Coralie Sardie lives with her father at the Museum of Extraordinary Things at Coney Island. The Professor has spent years collecting “freaks of nature,” both living and dead, human and not. These “wonders,” as he calls them, he displays at his museum during the summer months for tourists to gawk at. Coralie doesn’t get to see any of these unusual items until she turns 10 — which also happens to be the time her father presses her into service, as the Human Mermaid, because she was born with webbing between her fingers. Her adolescence is spent in a tank of water, for her father also had spent years training her to hold her breath for long periods of time and to swim like a fish.
But other, more amazing attractions coming to Coney Island threaten the livelihood of the Sardies, and the Professor spends all his spare time figuring out a way to catch the tourists’ attention again. Unfortunately, it involves Coralie, at least in part. And when, one night after a swim in the river, Coralie makes a find that could help the unsavory plan, her life starts to change.

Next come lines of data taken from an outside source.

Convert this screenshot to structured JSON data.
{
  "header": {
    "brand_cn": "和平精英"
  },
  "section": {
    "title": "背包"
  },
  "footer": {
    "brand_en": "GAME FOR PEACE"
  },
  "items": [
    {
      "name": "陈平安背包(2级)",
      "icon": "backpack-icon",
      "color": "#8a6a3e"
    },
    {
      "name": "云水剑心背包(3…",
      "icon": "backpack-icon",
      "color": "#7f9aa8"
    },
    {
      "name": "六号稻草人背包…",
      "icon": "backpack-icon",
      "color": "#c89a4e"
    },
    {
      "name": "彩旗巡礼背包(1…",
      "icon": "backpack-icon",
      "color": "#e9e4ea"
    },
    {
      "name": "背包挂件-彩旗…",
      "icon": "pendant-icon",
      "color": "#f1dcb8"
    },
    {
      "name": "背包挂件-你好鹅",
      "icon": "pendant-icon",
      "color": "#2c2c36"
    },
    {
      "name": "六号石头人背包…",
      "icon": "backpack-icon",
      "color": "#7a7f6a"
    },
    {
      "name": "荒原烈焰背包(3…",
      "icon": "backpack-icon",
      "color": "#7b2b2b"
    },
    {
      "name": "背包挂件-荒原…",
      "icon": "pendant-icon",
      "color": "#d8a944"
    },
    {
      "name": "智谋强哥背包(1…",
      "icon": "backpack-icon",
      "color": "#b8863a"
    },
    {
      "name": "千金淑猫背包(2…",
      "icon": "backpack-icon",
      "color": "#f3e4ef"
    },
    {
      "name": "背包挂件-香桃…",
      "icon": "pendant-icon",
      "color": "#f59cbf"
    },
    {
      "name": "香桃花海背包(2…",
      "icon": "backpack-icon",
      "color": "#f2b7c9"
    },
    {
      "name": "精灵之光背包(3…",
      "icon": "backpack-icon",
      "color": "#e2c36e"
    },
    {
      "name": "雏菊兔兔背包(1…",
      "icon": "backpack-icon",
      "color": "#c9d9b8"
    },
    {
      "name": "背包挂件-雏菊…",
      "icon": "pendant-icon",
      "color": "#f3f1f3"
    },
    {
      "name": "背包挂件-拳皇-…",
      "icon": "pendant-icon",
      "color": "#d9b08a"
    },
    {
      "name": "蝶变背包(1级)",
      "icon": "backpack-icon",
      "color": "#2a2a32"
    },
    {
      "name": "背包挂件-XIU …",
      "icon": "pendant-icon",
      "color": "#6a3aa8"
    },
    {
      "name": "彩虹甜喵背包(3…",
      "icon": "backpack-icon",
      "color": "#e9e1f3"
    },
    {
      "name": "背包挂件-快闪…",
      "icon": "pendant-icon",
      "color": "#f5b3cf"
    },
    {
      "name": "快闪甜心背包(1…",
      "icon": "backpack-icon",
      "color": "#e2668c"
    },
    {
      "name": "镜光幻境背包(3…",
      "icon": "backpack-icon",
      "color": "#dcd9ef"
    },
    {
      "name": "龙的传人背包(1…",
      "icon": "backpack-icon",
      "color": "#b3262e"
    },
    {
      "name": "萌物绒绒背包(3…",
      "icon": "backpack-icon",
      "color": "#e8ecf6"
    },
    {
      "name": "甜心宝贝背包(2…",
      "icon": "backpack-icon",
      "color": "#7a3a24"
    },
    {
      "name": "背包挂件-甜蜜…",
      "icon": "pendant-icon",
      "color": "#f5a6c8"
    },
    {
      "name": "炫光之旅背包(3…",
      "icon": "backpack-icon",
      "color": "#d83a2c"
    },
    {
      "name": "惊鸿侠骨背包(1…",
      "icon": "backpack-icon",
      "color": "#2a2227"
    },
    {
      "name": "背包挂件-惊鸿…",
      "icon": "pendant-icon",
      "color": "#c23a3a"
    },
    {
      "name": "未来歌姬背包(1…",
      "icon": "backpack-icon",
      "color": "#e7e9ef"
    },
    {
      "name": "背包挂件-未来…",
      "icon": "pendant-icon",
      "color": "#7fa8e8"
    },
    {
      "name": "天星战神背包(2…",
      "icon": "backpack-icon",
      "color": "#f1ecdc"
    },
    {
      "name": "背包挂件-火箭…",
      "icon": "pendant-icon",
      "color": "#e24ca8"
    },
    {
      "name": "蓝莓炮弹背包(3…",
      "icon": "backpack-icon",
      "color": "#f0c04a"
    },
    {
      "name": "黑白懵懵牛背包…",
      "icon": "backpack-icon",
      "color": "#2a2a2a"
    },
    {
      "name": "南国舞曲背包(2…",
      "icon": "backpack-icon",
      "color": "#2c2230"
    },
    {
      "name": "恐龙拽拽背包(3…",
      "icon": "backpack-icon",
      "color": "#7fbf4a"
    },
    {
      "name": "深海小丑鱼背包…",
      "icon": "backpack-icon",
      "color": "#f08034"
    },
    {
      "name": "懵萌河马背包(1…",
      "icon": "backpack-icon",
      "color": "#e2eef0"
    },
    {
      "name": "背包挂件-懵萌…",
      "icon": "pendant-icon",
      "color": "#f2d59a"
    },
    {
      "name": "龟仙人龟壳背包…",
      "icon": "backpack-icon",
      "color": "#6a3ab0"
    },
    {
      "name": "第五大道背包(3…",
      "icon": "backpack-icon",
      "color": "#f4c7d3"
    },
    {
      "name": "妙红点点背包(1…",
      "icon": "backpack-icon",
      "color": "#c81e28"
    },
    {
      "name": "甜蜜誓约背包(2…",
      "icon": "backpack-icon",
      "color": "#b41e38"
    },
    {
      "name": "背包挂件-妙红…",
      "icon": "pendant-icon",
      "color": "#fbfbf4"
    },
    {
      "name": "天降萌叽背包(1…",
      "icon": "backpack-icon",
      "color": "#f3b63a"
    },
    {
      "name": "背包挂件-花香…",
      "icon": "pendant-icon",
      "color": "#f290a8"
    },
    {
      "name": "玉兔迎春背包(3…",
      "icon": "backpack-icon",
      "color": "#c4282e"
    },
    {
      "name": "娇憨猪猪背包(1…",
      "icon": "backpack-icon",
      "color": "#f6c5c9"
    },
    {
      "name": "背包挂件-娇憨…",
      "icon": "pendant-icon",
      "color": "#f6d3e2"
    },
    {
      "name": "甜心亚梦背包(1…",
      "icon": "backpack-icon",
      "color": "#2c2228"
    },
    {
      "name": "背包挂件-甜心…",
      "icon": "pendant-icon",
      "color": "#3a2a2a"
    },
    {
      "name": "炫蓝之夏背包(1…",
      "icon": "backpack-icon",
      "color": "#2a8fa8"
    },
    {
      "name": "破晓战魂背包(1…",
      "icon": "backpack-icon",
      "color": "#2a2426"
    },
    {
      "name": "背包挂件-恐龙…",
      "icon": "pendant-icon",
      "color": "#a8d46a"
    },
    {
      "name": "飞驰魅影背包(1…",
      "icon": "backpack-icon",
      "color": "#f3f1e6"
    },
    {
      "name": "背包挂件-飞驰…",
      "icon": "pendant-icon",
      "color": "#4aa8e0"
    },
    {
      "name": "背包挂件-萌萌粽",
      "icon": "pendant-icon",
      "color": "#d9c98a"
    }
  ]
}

At the same time, Eddie Cohen is just getting by as a photographer, using equipment left to him by his mentor. He mostly photographs news events and sells them to the papers. He is most profoundly affected by the horrible spectacle of the fire at the Triangle Shirtwaist Factory, which kills so many young women who had been trapped by factory owners in a tall building to do their low-paid work. The fire engines of the day simply could not reach high enough to save them.
Coralie’s and Eddie’s paths cross in unusual fashion, but their attraction is immediate. Can they possibly break free from the constraints of their lives, the misunderstandings and dangers, to be together and enjoy love?
The Museum of Extraordinary Things is a lovely book that opens an interesting window into early-20th-century New York, where unions are struggling against unfair business owners and dangerous working conditions and people are just getting by, but enjoying some recreation when they can at Coney Island. It’s magical, lyrical, and fascinating.
Rated: Moderate, for one use of strong language and a few occasions of milder language. There is some reference to sexual behaviors and perversions but pretty much not detailed. There are a few scenes that are somewhat disturbing but mostly not very detailed, either.